## What the exercise asks
Below are the records; collect from them each line containing the string "photo".

Records for the task: Begin

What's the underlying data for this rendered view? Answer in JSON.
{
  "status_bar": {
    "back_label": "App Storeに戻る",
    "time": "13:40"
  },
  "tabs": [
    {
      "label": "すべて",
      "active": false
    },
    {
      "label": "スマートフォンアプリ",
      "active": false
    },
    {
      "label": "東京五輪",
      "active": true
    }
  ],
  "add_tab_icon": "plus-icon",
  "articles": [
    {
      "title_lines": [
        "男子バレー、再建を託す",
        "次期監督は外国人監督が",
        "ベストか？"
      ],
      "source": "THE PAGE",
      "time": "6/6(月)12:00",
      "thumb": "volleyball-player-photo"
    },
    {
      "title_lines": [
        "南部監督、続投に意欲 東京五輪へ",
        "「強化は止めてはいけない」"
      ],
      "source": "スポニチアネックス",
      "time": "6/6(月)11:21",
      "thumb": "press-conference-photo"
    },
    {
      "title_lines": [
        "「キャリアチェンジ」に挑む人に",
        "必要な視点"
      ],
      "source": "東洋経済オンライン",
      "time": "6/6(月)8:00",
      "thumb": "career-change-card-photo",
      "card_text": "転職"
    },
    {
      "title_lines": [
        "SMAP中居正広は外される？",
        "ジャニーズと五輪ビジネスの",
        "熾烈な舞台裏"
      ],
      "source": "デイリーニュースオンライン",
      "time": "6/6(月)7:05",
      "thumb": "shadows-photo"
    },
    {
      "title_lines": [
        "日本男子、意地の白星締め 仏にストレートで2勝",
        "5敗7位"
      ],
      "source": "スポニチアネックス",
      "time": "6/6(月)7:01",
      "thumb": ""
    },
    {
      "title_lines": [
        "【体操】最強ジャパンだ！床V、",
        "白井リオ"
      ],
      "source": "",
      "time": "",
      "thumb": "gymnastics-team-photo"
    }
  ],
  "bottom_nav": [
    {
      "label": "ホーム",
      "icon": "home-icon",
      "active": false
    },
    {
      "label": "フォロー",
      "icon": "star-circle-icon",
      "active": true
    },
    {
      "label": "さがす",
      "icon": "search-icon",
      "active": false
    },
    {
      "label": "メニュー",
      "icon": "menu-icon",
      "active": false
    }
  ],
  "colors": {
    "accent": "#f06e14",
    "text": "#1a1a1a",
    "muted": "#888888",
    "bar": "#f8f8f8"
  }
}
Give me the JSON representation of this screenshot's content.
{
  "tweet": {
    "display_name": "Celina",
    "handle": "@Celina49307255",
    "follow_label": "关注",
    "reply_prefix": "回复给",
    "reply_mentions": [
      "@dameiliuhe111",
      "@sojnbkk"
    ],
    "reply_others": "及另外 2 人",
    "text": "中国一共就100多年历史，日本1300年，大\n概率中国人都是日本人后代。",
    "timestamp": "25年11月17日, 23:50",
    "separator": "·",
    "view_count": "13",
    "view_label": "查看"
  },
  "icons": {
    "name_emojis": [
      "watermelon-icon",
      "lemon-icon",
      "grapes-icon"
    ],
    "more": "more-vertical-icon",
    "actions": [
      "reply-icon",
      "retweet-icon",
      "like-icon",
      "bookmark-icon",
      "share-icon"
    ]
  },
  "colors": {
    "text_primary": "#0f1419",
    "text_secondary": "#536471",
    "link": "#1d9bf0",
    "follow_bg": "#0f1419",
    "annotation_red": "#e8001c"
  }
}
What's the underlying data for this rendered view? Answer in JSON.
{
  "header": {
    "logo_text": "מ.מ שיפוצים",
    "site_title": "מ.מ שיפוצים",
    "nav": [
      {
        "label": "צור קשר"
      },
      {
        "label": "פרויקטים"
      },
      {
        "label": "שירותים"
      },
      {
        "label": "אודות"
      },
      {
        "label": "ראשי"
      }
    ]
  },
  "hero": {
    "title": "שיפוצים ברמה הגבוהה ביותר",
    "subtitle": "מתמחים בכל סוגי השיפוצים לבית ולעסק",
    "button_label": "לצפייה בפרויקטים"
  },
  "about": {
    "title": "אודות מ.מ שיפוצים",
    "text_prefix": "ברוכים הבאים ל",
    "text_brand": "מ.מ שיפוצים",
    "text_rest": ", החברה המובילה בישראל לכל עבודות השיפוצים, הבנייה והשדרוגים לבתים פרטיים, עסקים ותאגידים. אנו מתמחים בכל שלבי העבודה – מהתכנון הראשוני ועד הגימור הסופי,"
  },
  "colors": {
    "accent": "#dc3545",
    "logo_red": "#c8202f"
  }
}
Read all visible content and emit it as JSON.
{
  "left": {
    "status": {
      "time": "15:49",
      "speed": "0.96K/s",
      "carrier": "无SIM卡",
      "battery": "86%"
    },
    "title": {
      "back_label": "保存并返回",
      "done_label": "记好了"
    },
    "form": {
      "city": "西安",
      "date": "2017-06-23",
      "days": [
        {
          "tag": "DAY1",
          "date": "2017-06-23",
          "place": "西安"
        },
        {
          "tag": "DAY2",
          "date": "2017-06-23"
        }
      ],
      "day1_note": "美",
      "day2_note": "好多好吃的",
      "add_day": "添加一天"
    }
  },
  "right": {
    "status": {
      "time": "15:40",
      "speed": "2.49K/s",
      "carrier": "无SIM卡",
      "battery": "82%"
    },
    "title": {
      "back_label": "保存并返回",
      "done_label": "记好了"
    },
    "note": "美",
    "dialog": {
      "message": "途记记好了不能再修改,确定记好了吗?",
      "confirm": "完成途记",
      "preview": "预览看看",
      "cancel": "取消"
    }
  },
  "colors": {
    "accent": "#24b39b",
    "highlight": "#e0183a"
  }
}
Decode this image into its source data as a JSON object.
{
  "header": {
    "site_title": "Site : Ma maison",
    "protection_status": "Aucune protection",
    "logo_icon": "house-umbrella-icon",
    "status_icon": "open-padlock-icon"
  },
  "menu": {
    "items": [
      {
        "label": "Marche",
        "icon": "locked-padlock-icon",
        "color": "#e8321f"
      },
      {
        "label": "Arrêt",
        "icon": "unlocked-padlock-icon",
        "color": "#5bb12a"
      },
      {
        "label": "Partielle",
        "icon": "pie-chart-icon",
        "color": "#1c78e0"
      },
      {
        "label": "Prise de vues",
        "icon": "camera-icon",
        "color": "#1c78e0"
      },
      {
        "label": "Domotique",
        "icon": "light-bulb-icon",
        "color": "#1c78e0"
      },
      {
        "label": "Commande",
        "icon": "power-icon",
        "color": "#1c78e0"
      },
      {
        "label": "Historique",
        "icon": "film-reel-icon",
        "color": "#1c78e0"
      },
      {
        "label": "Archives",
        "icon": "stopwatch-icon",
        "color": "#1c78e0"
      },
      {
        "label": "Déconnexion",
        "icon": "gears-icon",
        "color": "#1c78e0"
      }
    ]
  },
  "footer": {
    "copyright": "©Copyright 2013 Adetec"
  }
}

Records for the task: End

## Answer box
      "thumb": "volleyball-player-photo"
      "thumb": "press-conference-photo"
      "thumb": "career-change-card-photo",
      "thumb": "shadows-photo"
      "thumb": "gymnastics-team-photo"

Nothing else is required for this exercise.